- WHAT YOU WILL DO -
Below are records; copy every line among them that contains the word "this".

***** RECORDED DATA

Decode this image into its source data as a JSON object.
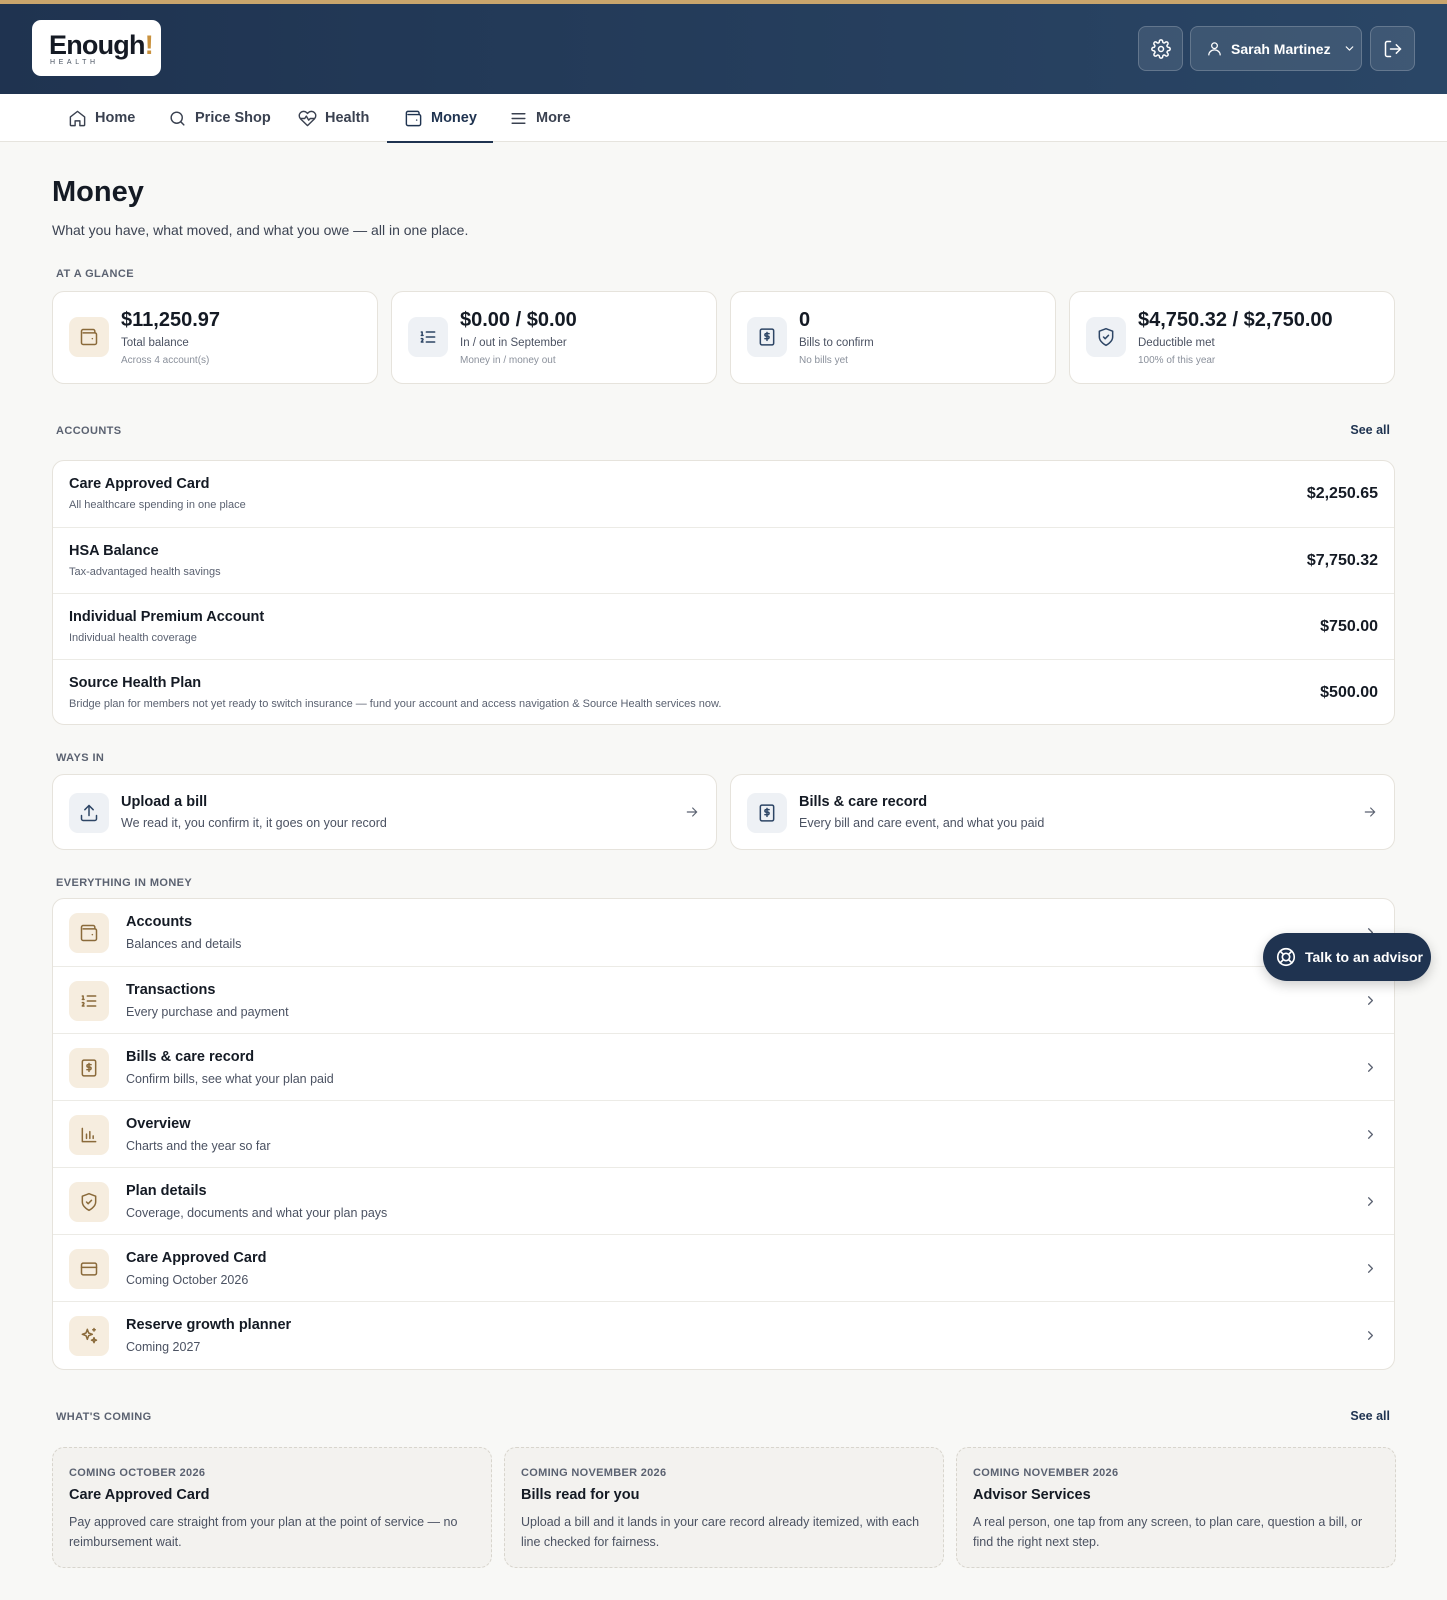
{
  "header": {
    "logo_word": "Enough",
    "logo_bang": "!",
    "logo_sub": "HEALTH",
    "user_name": "Sarah Martinez"
  },
  "nav": {
    "items": [
      {
        "label": "Home",
        "icon": "home-icon"
      },
      {
        "label": "Price Shop",
        "icon": "search-icon"
      },
      {
        "label": "Health",
        "icon": "heart-pulse-icon"
      },
      {
        "label": "Money",
        "icon": "wallet-icon",
        "active": true
      },
      {
        "label": "More",
        "icon": "menu-icon"
      }
    ]
  },
  "page": {
    "title": "Money",
    "subtitle": "What you have, what moved, and what you owe — all in one place."
  },
  "glance": {
    "label": "AT A GLANCE",
    "cards": [
      {
        "value": "$11,250.97",
        "label": "Total balance",
        "sub": "Across 4 account(s)",
        "icon": "wallet-icon"
      },
      {
        "value": "$0.00 / $0.00",
        "label": "In / out in September",
        "sub": "Money in / money out",
        "icon": "list-icon"
      },
      {
        "value": "0",
        "label": "Bills to confirm",
        "sub": "No bills yet",
        "icon": "receipt-icon"
      },
      {
        "value": "$4,750.32 / $2,750.00",
        "label": "Deductible met",
        "sub": "100% of this year",
        "icon": "shield-check-icon"
      }
    ]
  },
  "accounts": {
    "label": "ACCOUNTS",
    "see_all": "See all",
    "rows": [
      {
        "name": "Care Approved Card",
        "desc": "All healthcare spending in one place",
        "amount": "$2,250.65"
      },
      {
        "name": "HSA Balance",
        "desc": "Tax-advantaged health savings",
        "amount": "$7,750.32"
      },
      {
        "name": "Individual Premium Account",
        "desc": "Individual health coverage",
        "amount": "$750.00"
      },
      {
        "name": "Source Health Plan",
        "desc": "Bridge plan for members not yet ready to switch insurance — fund your account and access navigation & Source Health services now.",
        "amount": "$500.00"
      }
    ]
  },
  "ways_in": {
    "label": "WAYS IN",
    "cards": [
      {
        "title": "Upload a bill",
        "sub": "We read it, you confirm it, it goes on your record",
        "icon": "upload-icon"
      },
      {
        "title": "Bills & care record",
        "sub": "Every bill and care event, and what you paid",
        "icon": "receipt-icon"
      }
    ]
  },
  "everything": {
    "label": "EVERYTHING IN MONEY",
    "rows": [
      {
        "title": "Accounts",
        "sub": "Balances and details",
        "icon": "wallet-icon"
      },
      {
        "title": "Transactions",
        "sub": "Every purchase and payment",
        "icon": "list-icon"
      },
      {
        "title": "Bills & care record",
        "sub": "Confirm bills, see what your plan paid",
        "icon": "receipt-icon"
      },
      {
        "title": "Overview",
        "sub": "Charts and the year so far",
        "icon": "bar-chart-icon"
      },
      {
        "title": "Plan details",
        "sub": "Coverage, documents and what your plan pays",
        "icon": "shield-check-icon"
      },
      {
        "title": "Care Approved Card",
        "sub": "Coming October 2026",
        "icon": "credit-card-icon"
      },
      {
        "title": "Reserve growth planner",
        "sub": "Coming 2027",
        "icon": "sparkles-icon"
      }
    ]
  },
  "advisor": {
    "label": "Talk to an advisor",
    "icon": "lifebuoy-icon"
  },
  "coming": {
    "label": "WHAT'S COMING",
    "see_all": "See all",
    "cards": [
      {
        "when": "COMING OCTOBER 2026",
        "title": "Care Approved Card",
        "desc": "Pay approved care straight from your plan at the point of service — no reimbursement wait."
      },
      {
        "when": "COMING NOVEMBER 2026",
        "title": "Bills read for you",
        "desc": "Upload a bill and it lands in your care record already itemized, with each line checked for fairness."
      },
      {
        "when": "COMING NOVEMBER 2026",
        "title": "Advisor Services",
        "desc": "A real person, one tap from any screen, to plan care, question a bill, or find the right next step."
      }
    ]
  },
  "colors": {
    "header_bg": "#1f3350",
    "accent_gold": "#c9a56c",
    "icon_tan_bg": "#f6eddf",
    "icon_blue_bg": "#eef1f5"
  }
}
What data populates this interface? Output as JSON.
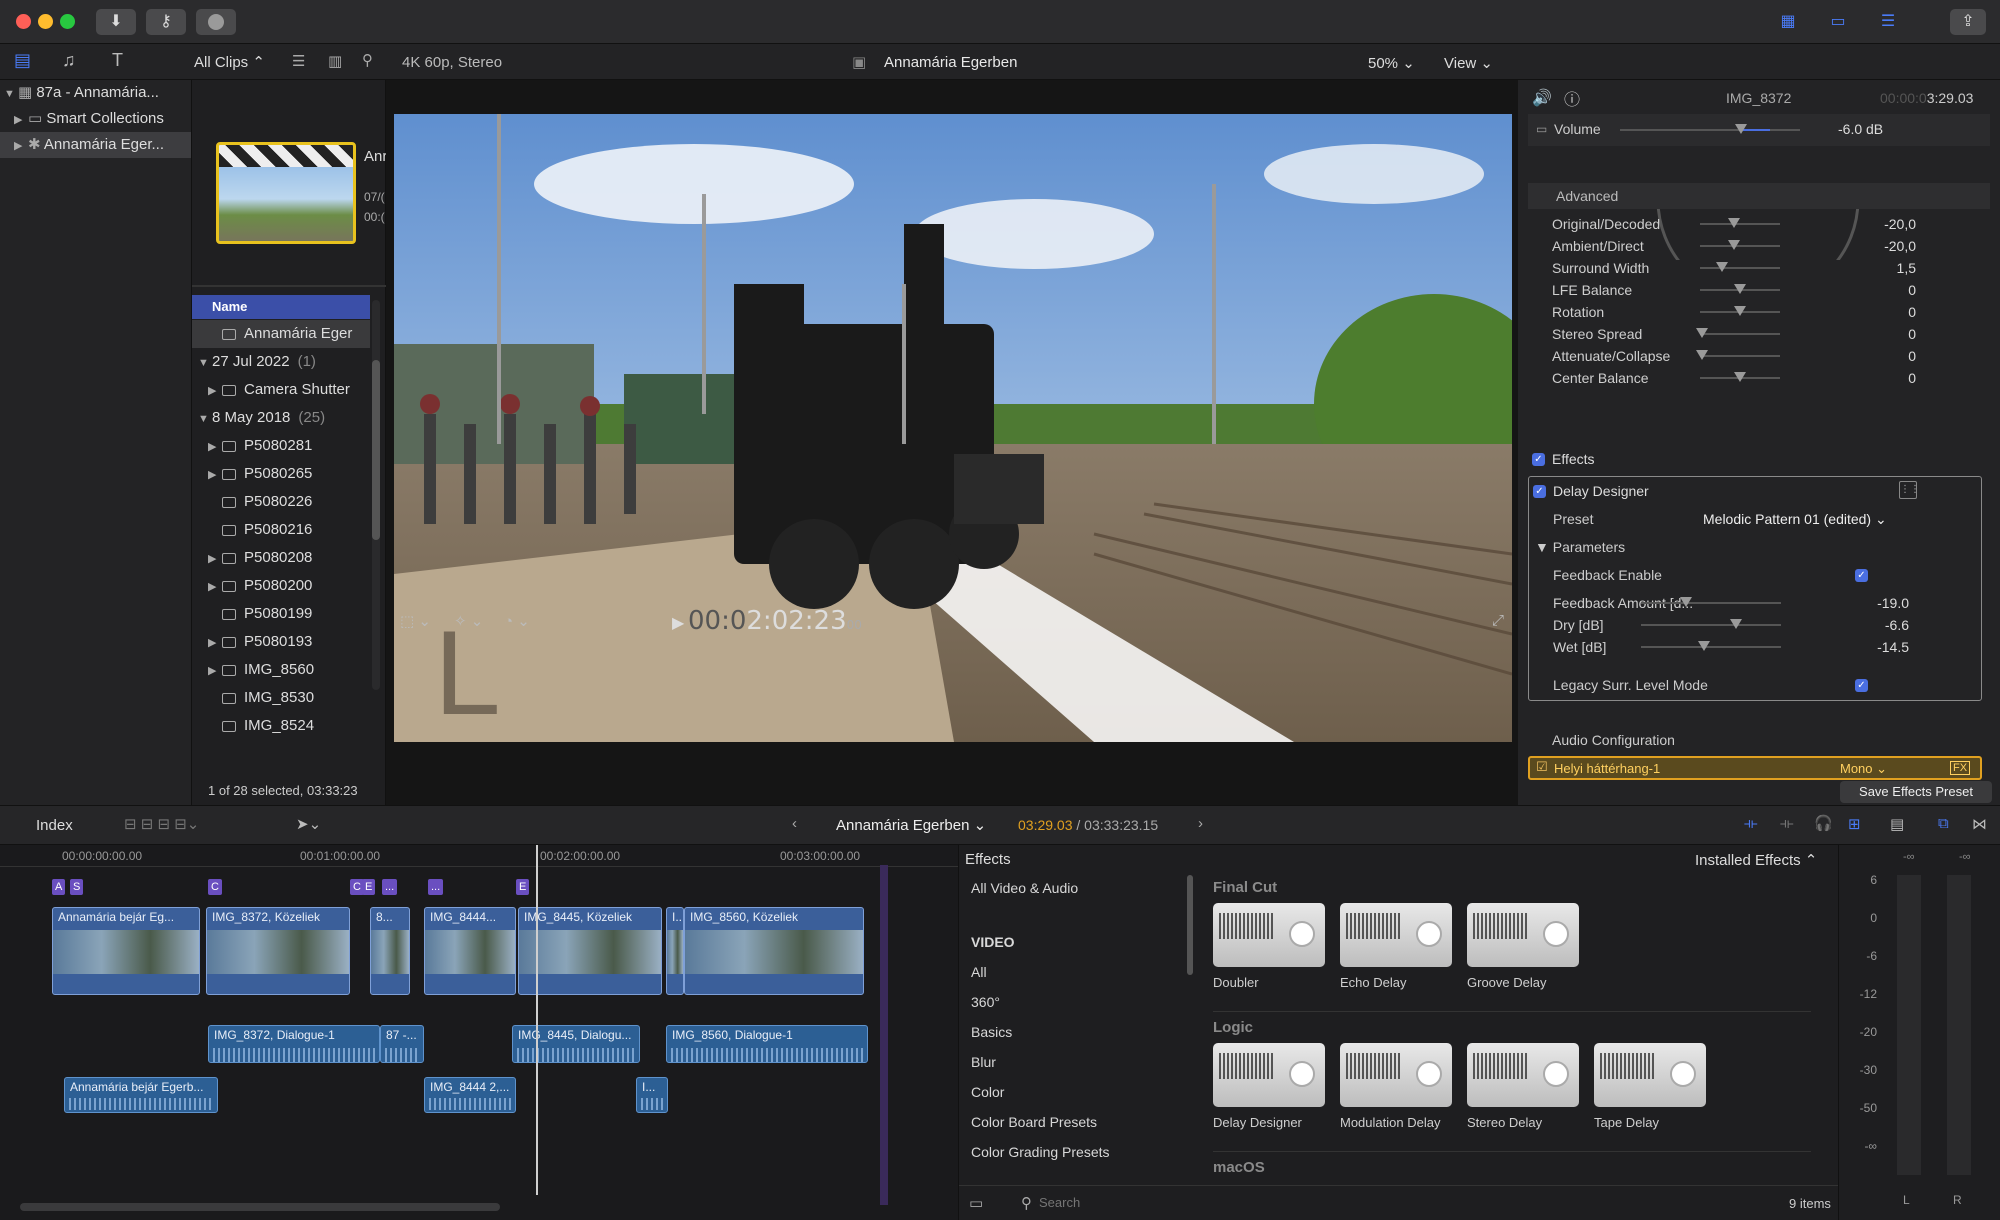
{
  "toolbar": {
    "all_clips": "All Clips",
    "format": "4K 60p, Stereo",
    "project_title": "Annamária Egerben",
    "zoom": "50%",
    "view": "View"
  },
  "library": {
    "items": [
      {
        "label": "87a - Annamária..."
      },
      {
        "label": "Smart Collections"
      },
      {
        "label": "Annamária Eger..."
      }
    ]
  },
  "browser": {
    "thumb_title": "Anr",
    "thumb_meta1": "07/(",
    "thumb_meta2": "00:(",
    "column_name": "Name",
    "rows": [
      {
        "label": "Annamária Eger",
        "type": "project",
        "indent": 1,
        "selected": true
      },
      {
        "label": "27 Jul 2022",
        "count": "(1)",
        "type": "group",
        "indent": 0
      },
      {
        "label": "Camera Shutter",
        "type": "audio",
        "indent": 1,
        "expand": true
      },
      {
        "label": "8 May 2018",
        "count": "(25)",
        "type": "group",
        "indent": 0
      },
      {
        "label": "P5080281",
        "type": "clip",
        "indent": 1,
        "expand": true
      },
      {
        "label": "P5080265",
        "type": "clip",
        "indent": 1,
        "expand": true
      },
      {
        "label": "P5080226",
        "type": "clip",
        "indent": 1,
        "expand": false
      },
      {
        "label": "P5080216",
        "type": "clip",
        "indent": 1,
        "expand": false
      },
      {
        "label": "P5080208",
        "type": "clip",
        "indent": 1,
        "expand": true
      },
      {
        "label": "P5080200",
        "type": "clip",
        "indent": 1,
        "expand": true
      },
      {
        "label": "P5080199",
        "type": "clip",
        "indent": 1,
        "expand": false
      },
      {
        "label": "P5080193",
        "type": "clip",
        "indent": 1,
        "expand": true
      },
      {
        "label": "IMG_8560",
        "type": "clip",
        "indent": 1,
        "expand": true
      },
      {
        "label": "IMG_8530",
        "type": "clip",
        "indent": 1,
        "expand": false
      },
      {
        "label": "IMG_8524",
        "type": "clip",
        "indent": 1,
        "expand": false
      }
    ],
    "status": "1 of 28 selected, 03:33:23"
  },
  "viewer": {
    "timecode_dim": "00:0",
    "timecode": "2:02:23",
    "timecode_frames": "00"
  },
  "inspector": {
    "clip_name": "IMG_8372",
    "duration_dim": "00:00:0",
    "duration": "3:29.03",
    "volume_label": "Volume",
    "volume_value": "-6.0",
    "volume_unit": "dB",
    "advanced_label": "Advanced",
    "advanced_params": [
      {
        "label": "Original/Decoded",
        "value": "-20,0",
        "pos": 0.42
      },
      {
        "label": "Ambient/Direct",
        "value": "-20,0",
        "pos": 0.42
      },
      {
        "label": "Surround Width",
        "value": "1,5",
        "pos": 0.27
      },
      {
        "label": "LFE Balance",
        "value": "0",
        "pos": 0.5
      },
      {
        "label": "Rotation",
        "value": "0",
        "pos": 0.5
      },
      {
        "label": "Stereo Spread",
        "value": "0",
        "pos": 0.03
      },
      {
        "label": "Attenuate/Collapse",
        "value": "0",
        "pos": 0.03
      },
      {
        "label": "Center Balance",
        "value": "0",
        "pos": 0.5
      }
    ],
    "effects_label": "Effects",
    "delay_designer": "Delay Designer",
    "preset_label": "Preset",
    "preset_value": "Melodic Pattern 01 (edited)",
    "parameters_label": "Parameters",
    "feedback_enable": "Feedback Enable",
    "dd_params": [
      {
        "label": "Feedback Amount [d...",
        "value": "-19.0",
        "pos": 0.32
      },
      {
        "label": "Dry [dB]",
        "value": "-6.6",
        "pos": 0.68
      },
      {
        "label": "Wet [dB]",
        "value": "-14.5",
        "pos": 0.45
      }
    ],
    "legacy_mode": "Legacy Surr. Level Mode",
    "audio_config": "Audio Configuration",
    "role_name": "Helyi háttérhang-1",
    "role_mode": "Mono",
    "role_fx": "FX",
    "save_preset": "Save Effects Preset"
  },
  "timeline_bar": {
    "index": "Index",
    "project": "Annamária Egerben",
    "tc_position": "03:29.03",
    "tc_total": "03:33:23.15"
  },
  "timeline": {
    "ruler": [
      "00:00:00:00.00",
      "00:00:01:00:00.00",
      "00:00:02:00:00.00",
      "00:00:03:00:00.00"
    ],
    "ruler_labels": [
      "00:00:00:00.00",
      "00:01:00:00.00",
      "00:02:00:00.00",
      "00:03:00:00.00"
    ],
    "video_clips": [
      {
        "label": "Annamária bejár Eg...",
        "x": 0
      },
      {
        "label": "IMG_8372, Közeliek",
        "x": 1
      },
      {
        "label": "8...",
        "x": 2
      },
      {
        "label": "IMG_8444...",
        "x": 3
      },
      {
        "label": "IMG_8445, Közeliek",
        "x": 4
      },
      {
        "label": "I...",
        "x": 5
      },
      {
        "label": "IMG_8560, Közeliek",
        "x": 6
      }
    ],
    "dialogue_clips": [
      "IMG_8372, Dialogue-1",
      "87 -...",
      "IMG_8445, Dialogu...",
      "IMG_8560, Dialogue-1"
    ],
    "audio_clips": [
      "Annamária bejár Egerb...",
      "IMG_8444 2,...",
      "I..."
    ],
    "markers": [
      "A",
      "S",
      "C",
      "C",
      "E",
      "...",
      "...",
      "E"
    ]
  },
  "effects_browser": {
    "title": "Effects",
    "installed": "Installed Effects",
    "categories": [
      "All Video & Audio",
      "VIDEO",
      "All",
      "360°",
      "Basics",
      "Blur",
      "Color",
      "Color Board Presets",
      "Color Grading Presets"
    ],
    "groups": [
      {
        "name": "Final Cut",
        "items": [
          "Doubler",
          "Echo Delay",
          "Groove Delay"
        ]
      },
      {
        "name": "Logic",
        "items": [
          "Delay Designer",
          "Modulation Delay",
          "Stereo Delay",
          "Tape Delay"
        ]
      },
      {
        "name": "macOS",
        "items": []
      }
    ],
    "search_placeholder": "Search",
    "count": "9 items"
  },
  "meters": {
    "top_left": "-∞",
    "top_right": "-∞",
    "scale": [
      "6",
      "0",
      "-6",
      "-12",
      "-20",
      "-30",
      "-50",
      "-∞"
    ],
    "left": "L",
    "right": "R"
  }
}
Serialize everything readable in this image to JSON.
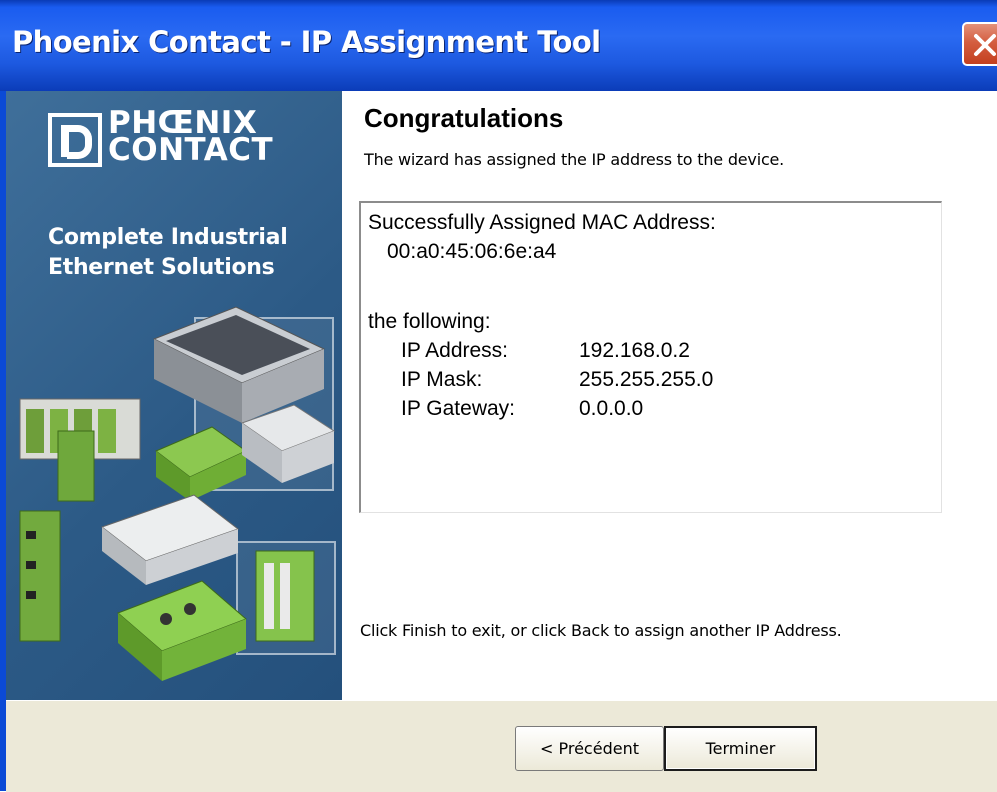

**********

- WRITTEN SOLUTION -
Decode this image into its source data as a JSON object.
        "sub": "100% of this year",
What data populates this interface? Output as JSON.
Serialize everything readable in this image to JSON.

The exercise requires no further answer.